§ GOAL OF THE EXERCISE: Reply only with how many lines of the listing below hold the word "InputField".

• • • •

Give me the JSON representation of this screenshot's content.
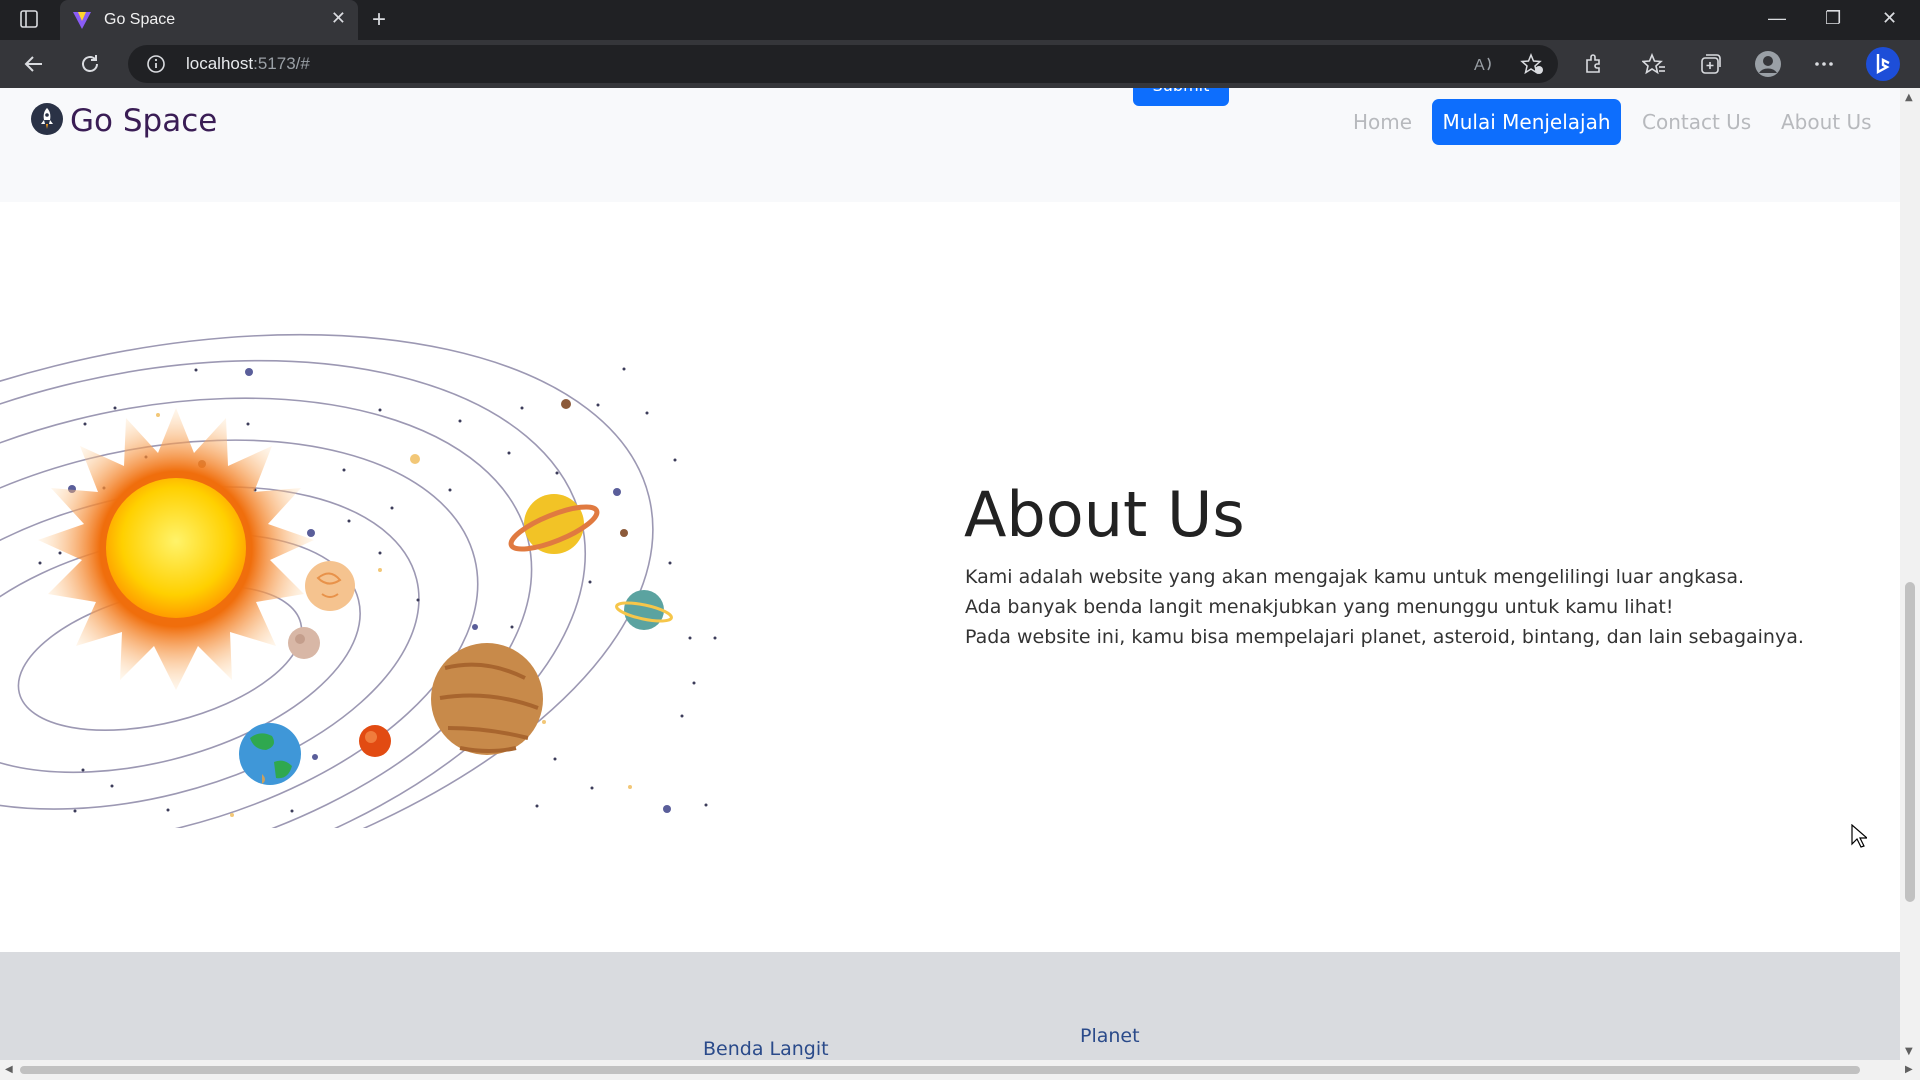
{
  "browser": {
    "tab_title": "Go Space",
    "new_tab_symbol": "+",
    "close_symbol": "✕",
    "url_host": "localhost",
    "url_rest": ":5173/#",
    "window_controls": [
      "—",
      "❐",
      "✕"
    ]
  },
  "navbar": {
    "brand": "Go Space",
    "submit_peek": "Submit",
    "links": {
      "home": "Home",
      "cta": "Mulai Menjelajah",
      "contact": "Contact Us",
      "about": "About Us"
    }
  },
  "about": {
    "title": "About Us",
    "lines": [
      "Kami adalah website yang akan mengajak kamu untuk mengelilingi luar angkasa.",
      "Ada banyak benda langit menakjubkan yang menunggu untuk kamu lihat!",
      "Pada website ini, kamu bisa mempelajari planet, asteroid, bintang, dan lain sebagainya."
    ]
  },
  "footer": {
    "link1": "Benda Langit",
    "link2": "Planet"
  },
  "colors": {
    "primary": "#0d6efd",
    "brand_text": "#3a1d55",
    "footer_bg": "#d9dbdf"
  }
}
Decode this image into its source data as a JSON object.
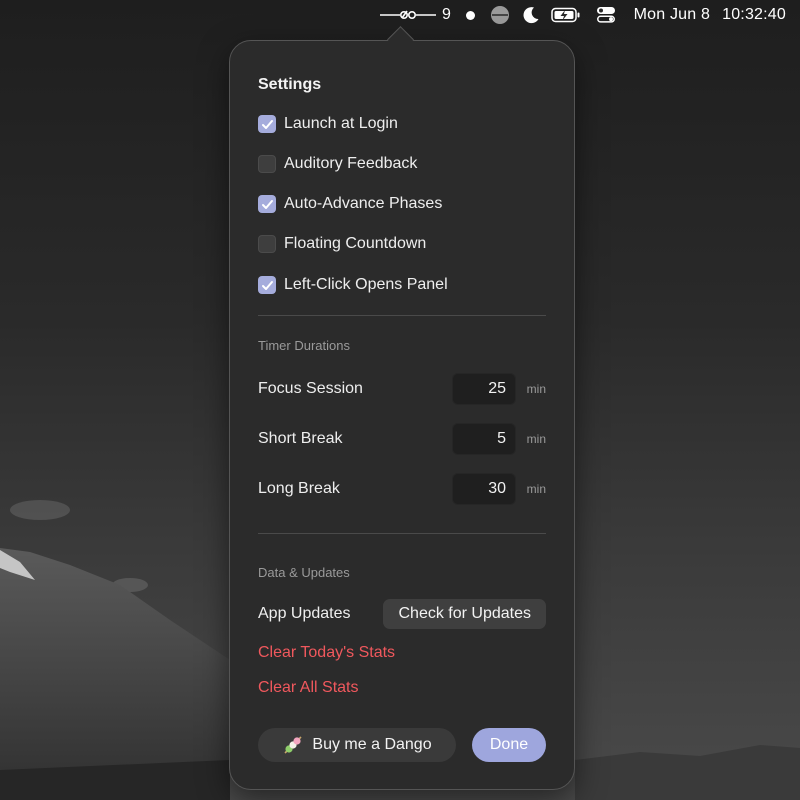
{
  "menubar": {
    "timer_count": "9",
    "date": "Mon Jun 8",
    "time": "10:32:40",
    "icons": [
      "pomodoro-status-icon",
      "dot-icon",
      "focus-icon",
      "moon-icon",
      "battery-charging-icon",
      "control-center-icon"
    ]
  },
  "panel": {
    "title": "Settings",
    "options": [
      {
        "label": "Launch at Login",
        "checked": true
      },
      {
        "label": "Auditory Feedback",
        "checked": false
      },
      {
        "label": "Auto-Advance Phases",
        "checked": true
      },
      {
        "label": "Floating Countdown",
        "checked": false
      },
      {
        "label": "Left-Click Opens Panel",
        "checked": true
      }
    ],
    "timer_section": "Timer Durations",
    "durations": [
      {
        "label": "Focus Session",
        "value": "25",
        "unit": "min"
      },
      {
        "label": "Short Break",
        "value": "5",
        "unit": "min"
      },
      {
        "label": "Long Break",
        "value": "30",
        "unit": "min"
      }
    ],
    "data_section": "Data & Updates",
    "app_updates_label": "App Updates",
    "check_updates_button": "Check for Updates",
    "clear_today": "Clear Today's Stats",
    "clear_all": "Clear All Stats",
    "dango_button": "Buy me a Dango",
    "done_button": "Done"
  },
  "colors": {
    "accent": "#9ea6dd",
    "checkbox_on": "#a5acdc",
    "danger": "#f0585d",
    "panel_bg": "#2b2b2b"
  }
}
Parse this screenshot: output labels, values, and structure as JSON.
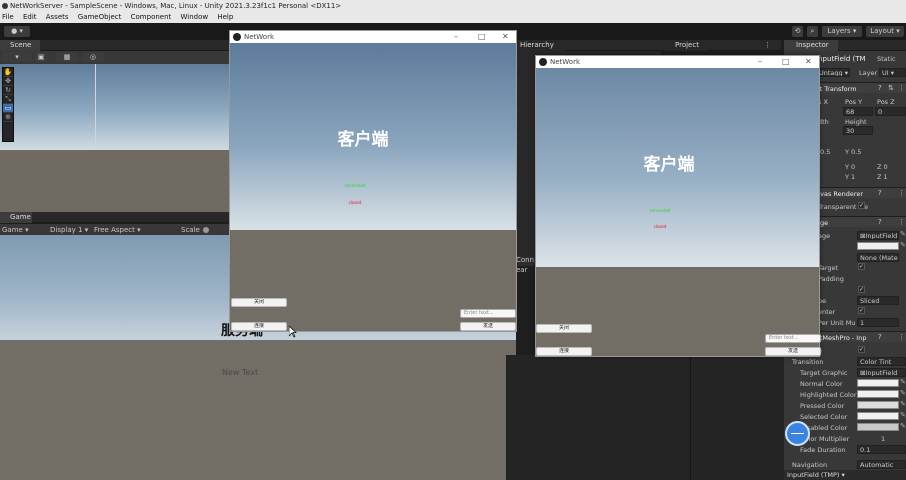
{
  "window_title": "NetWorkServer - SampleScene - Windows, Mac, Linux - Unity 2021.3.23f1c1 Personal <DX11>",
  "menu": [
    "File",
    "Edit",
    "Assets",
    "GameObject",
    "Component",
    "Window",
    "Help"
  ],
  "toolbar": {
    "layers": "Layers",
    "layout": "Layout"
  },
  "scene_panel": {
    "tab": "Scene"
  },
  "game_panel": {
    "tab": "Game",
    "display": "Display 1",
    "aspect": "Free Aspect",
    "scale": "Scale",
    "server_title_fragment": "服务端",
    "new_text": "New Text"
  },
  "hierarchy_tab": "Hierarchy",
  "project_tab": "Project",
  "inspector": {
    "tab": "Inspector",
    "object_name": "InputField (TM",
    "static": "Static",
    "tag": "Untagg",
    "layer_label": "Layer",
    "layer_value": "UI",
    "rect_transform": "ct Transform",
    "pos_x": "s X",
    "pos_y_label": "Pos Y",
    "pos_z_label": "Pos Z",
    "pos_y": "68",
    "pos_z": "0",
    "width_label": "dth",
    "height_label": "Height",
    "height": "30",
    "pivot_x": "0.5",
    "pivot_y": "Y 0.5",
    "rot_y": "Y 0",
    "rot_z": "Z 0",
    "scale_y": "Y 1",
    "scale_z": "Z 1",
    "canvas_renderer": "nvas Renderer",
    "cull": "Transparent Me",
    "image": "age",
    "source_image_label": "age",
    "source_image": "InputField",
    "material": "None (Mater",
    "raycast_target": "Target",
    "raycast_padding": "Padding",
    "image_type_label": "pe",
    "image_type": "Sliced",
    "fill_center": "enter",
    "ppu_label": "Per Unit Mu",
    "ppu": "1",
    "tmp_component": "xtMeshPro - Inp",
    "interactable": "e",
    "transition_label": "Transition",
    "transition": "Color Tint",
    "target_graphic_label": "Target Graphic",
    "target_graphic": "InputField",
    "normal_color": "Normal Color",
    "highlighted_color": "Highlighted Color",
    "pressed_color": "Pressed Color",
    "selected_color": "Selected Color",
    "disabled_color": "Disabled Color",
    "color_multiplier_label": "Color Multiplier",
    "color_multiplier": "1",
    "fade_duration_label": "Fade Duration",
    "fade_duration": "0.1",
    "navigation_label": "Navigation",
    "navigation": "Automatic",
    "footer": "InputField (TMP) ▾"
  },
  "console_fragment": {
    "tab": "Conn",
    "clear": "ear"
  },
  "client_window_1": {
    "title": "NetWork",
    "heading": "客户端",
    "status_green": "connected",
    "status_red": "closed",
    "close_button": "关闭",
    "connect_button": "连接",
    "input_placeholder": "Enter text...",
    "send_button": "发送"
  },
  "client_window_2": {
    "title": "NetWork",
    "heading": "客户端",
    "status_green": "connected",
    "status_red": "closed",
    "close_button": "关闭",
    "connect_button": "连接",
    "input_placeholder": "Enter text...",
    "send_button": "发送"
  },
  "colors": {
    "unity_dark": "#1e1e1e",
    "sky_top": "#5f7e9c",
    "ground": "#726e66",
    "accent_blue": "#3b6ea8"
  }
}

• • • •

§ RESPONSE: 4